[Required work]
Return, from the data that follows, each line that holds the word "đường".

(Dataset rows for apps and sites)

%%

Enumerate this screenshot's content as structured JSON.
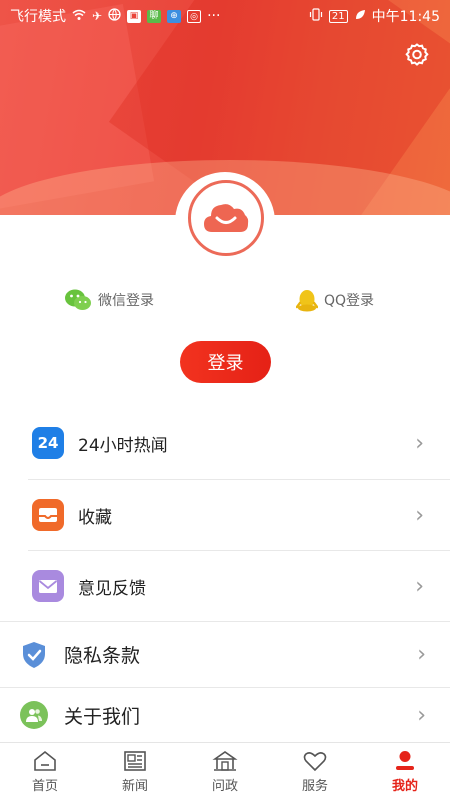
{
  "status_bar": {
    "airplane_mode": "飞行模式",
    "time": "中午11:45",
    "battery": "21",
    "dots": "···"
  },
  "header": {
    "settings_icon": "gear-icon",
    "avatar_icon": "cloud-smile-icon"
  },
  "login": {
    "wechat_label": "微信登录",
    "qq_label": "QQ登录",
    "button_label": "登录"
  },
  "menu": {
    "items": [
      {
        "label": "24小时热闻",
        "icon": "24h-news-icon",
        "icon_text": "24",
        "color": "#1f7fe6"
      },
      {
        "label": "收藏",
        "icon": "favorite-box-icon",
        "color": "#f06a2a"
      },
      {
        "label": "意见反馈",
        "icon": "mail-icon",
        "color": "#a98adf"
      },
      {
        "label": "隐私条款",
        "icon": "shield-check-icon",
        "color": "#5a8fd8"
      },
      {
        "label": "关于我们",
        "icon": "users-icon",
        "color": "#7bc25a"
      }
    ],
    "chevron": "›"
  },
  "tabbar": {
    "tabs": [
      {
        "label": "首页",
        "icon": "home-icon",
        "active": false
      },
      {
        "label": "新闻",
        "icon": "newspaper-icon",
        "active": false
      },
      {
        "label": "问政",
        "icon": "government-building-icon",
        "active": false
      },
      {
        "label": "服务",
        "icon": "heart-icon",
        "active": false
      },
      {
        "label": "我的",
        "icon": "user-icon",
        "active": true
      }
    ]
  },
  "colors": {
    "brand_red": "#e5241a",
    "header_red": "#e9453a"
  }
}
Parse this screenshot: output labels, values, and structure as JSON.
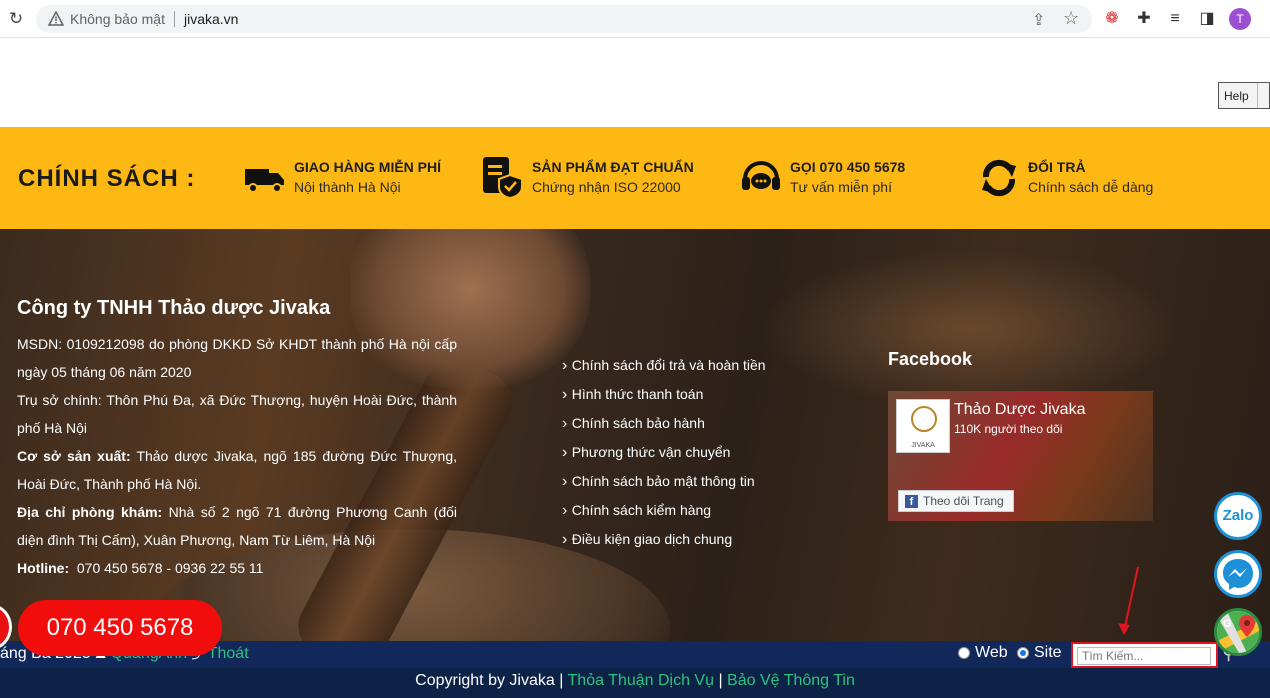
{
  "browser": {
    "security_label": "Không bảo mật",
    "url": "jivaka.vn",
    "avatar_initial": "T"
  },
  "help": {
    "label": "Help"
  },
  "policy": {
    "heading": "CHÍNH SÁCH :",
    "items": [
      {
        "icon": "truck-icon",
        "title": "GIAO HÀNG MIỄN PHÍ",
        "subtitle": "Nội thành Hà Nội"
      },
      {
        "icon": "certificate-icon",
        "title": "SẢN PHẨM ĐẠT CHUẨN",
        "subtitle": "Chứng nhận ISO 22000"
      },
      {
        "icon": "headset-icon",
        "title": "GỌI 070 450 5678",
        "subtitle": "Tư vấn miễn phí"
      },
      {
        "icon": "refresh-icon",
        "title": "ĐỔI TRẢ",
        "subtitle": "Chính sách dễ dàng"
      }
    ]
  },
  "company": {
    "name": "Công ty TNHH Thảo dược Jivaka",
    "msdn": "MSDN: 0109212098 do phòng DKKD Sở KHDT thành phố Hà nội cấp ngày 05 tháng 06 năm 2020",
    "head_office": "Trụ sở chính: Thôn Phú Đa, xã Đức Thượng, huyện Hoài Đức, thành phố Hà Nội",
    "factory_label": "Cơ sở sản xuất:",
    "factory": "Thảo dược Jivaka, ngõ 185 đường Đức Thượng, Hoài Đức, Thành phố Hà Nội.",
    "clinic_label": "Địa chỉ phòng khám:",
    "clinic": "Nhà số 2 ngõ 71 đường Phương Canh (đối diện đình Thị Cấm), Xuân Phương, Nam Từ Liêm, Hà Nội",
    "hotline_label": "Hotline:",
    "hotline": "070 450 5678 - 0936 22 55 11"
  },
  "links": [
    "Chính sách đổi trả và hoàn tiền",
    "Hình thức thanh toán",
    "Chính sách bảo hành",
    "Phương thức vận chuyển",
    "Chính sách bảo mật thông tin",
    "Chính sách kiểm hàng",
    "Điều kiện giao dịch chung"
  ],
  "facebook": {
    "title": "Facebook",
    "page_name": "Thảo Dược Jivaka",
    "followers": "110K người theo dõi",
    "logo_text": "JIVAKA",
    "follow_label": "Theo dõi Trang"
  },
  "bottom_bar": {
    "date_fragment": "áng Ba 2025",
    "user": "QuangAnh",
    "logout": "Thoát",
    "radio_web": "Web",
    "radio_site": "Site",
    "search_placeholder": "Tìm Kiếm..."
  },
  "copyright": {
    "text": "Copyright by Jivaka",
    "terms": "Thỏa Thuận Dịch Vụ",
    "privacy": "Bảo Vệ Thông Tin"
  },
  "floating": {
    "phone": "070 450 5678",
    "zalo": "Zalo"
  },
  "colors": {
    "policy_bg": "#fdb813",
    "bar_bg": "#12285a",
    "link_green": "#2ec27e",
    "phone_red": "#f20d0d",
    "highlight_red": "#e0141f"
  }
}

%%

[Solution to this exercise]
    "factory": "Thảo dược Jivaka, ngõ 185 đường Đức Thượng, Hoài Đức, Thành phố Hà Nội.",
    "clinic": "Nhà số 2 ngõ 71 đường Phương Canh (đối diện đình Thị Cấm), Xuân Phương, Nam Từ Liêm, Hà Nội",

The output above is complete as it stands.